“Set it and forget it” is great for a cooker, but not for your portfolio!

If you have not actively rebalanced your portfolio over the last couple of years, the risk you are taking has dramatically changed.

For example, a portfolio that was half stocks and half bonds that started at the bottom of the financial crisis, in 2017, less than 10 years later, is likely close to a 75% stock portfolio if you haven’t changed it. That is the difference between a portfolio that is on the safe side of moderate and one that’s well into the aggressive range.

Very few people can afford or even stomach that kind of risk in retirement. We recommend checking your portfolio at least quarterly to make sure it stays within the level of risk you are willing to take. In the long run, this will make it much less likely to run out of money.

#4 – The last and most subtle topic I want to cover today is the timing of withdrawals.

When you are contributing to your 401(k), you are doing something called dollar cost averaging. For example, let’s take 3 contributions of $100 over 3 months. Assume we put that money into a stock that is at $100 the first month, $50 the second month, and $100 the third month. You will have bought 1 share the first month, 2 shares the second month, and 1 share the third for a total of 4 shares. Even though the stock has not appreciated from the time you started, you are up almost 34%.

That is because you have invested $300, and now have 4 shares worth $400. This is the power of dollar cost averaging.

Unfortunately, when you are spending your money, you are dollar cost averaging in reverse. If you take the same example we just used but instead of depositing money, you are withdrawing it, you will see that in order to spend $300, you had to sell $400 of stock! The inherent volatility of the stock market makes taking money out of a stock portfolio dangerous and inefficient because you cannot be certain it is the right time to withdraw the money.

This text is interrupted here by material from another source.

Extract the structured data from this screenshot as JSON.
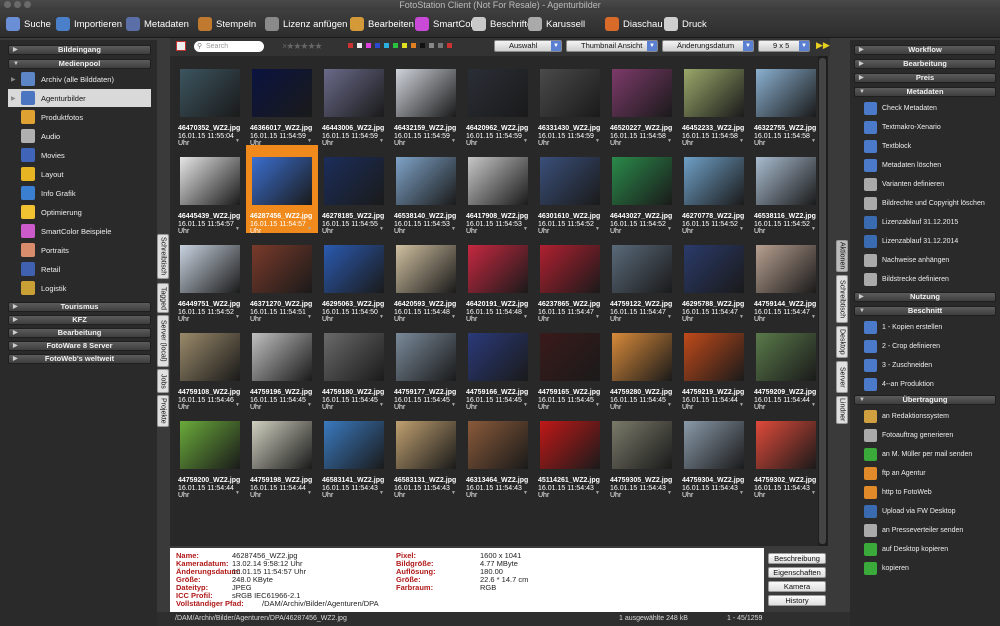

There are strategies to avoid this, but the simplest is having enough money in conservative investments to allow your stocks to recover without having to sell them at a bad time.

If you make sure you avoid these pitfalls, you will be well on your way to making sure you don’t outlive your retirement and you can put a retiree’s biggest fear to rest!

One key final point I want to make about investing.

If you are doing it on your own, make sure you research from different angles and from different sources. There is tons of good advice out there, but not all of it is appropriate for you.

If you are considering hiring someone to help you on your journey, make sure that firm has your best interest at heart. You can do this by choosing someone who is a fiduciary and not just out to generate a commission.

For more on this and other traps to avoid, check out our webinar here.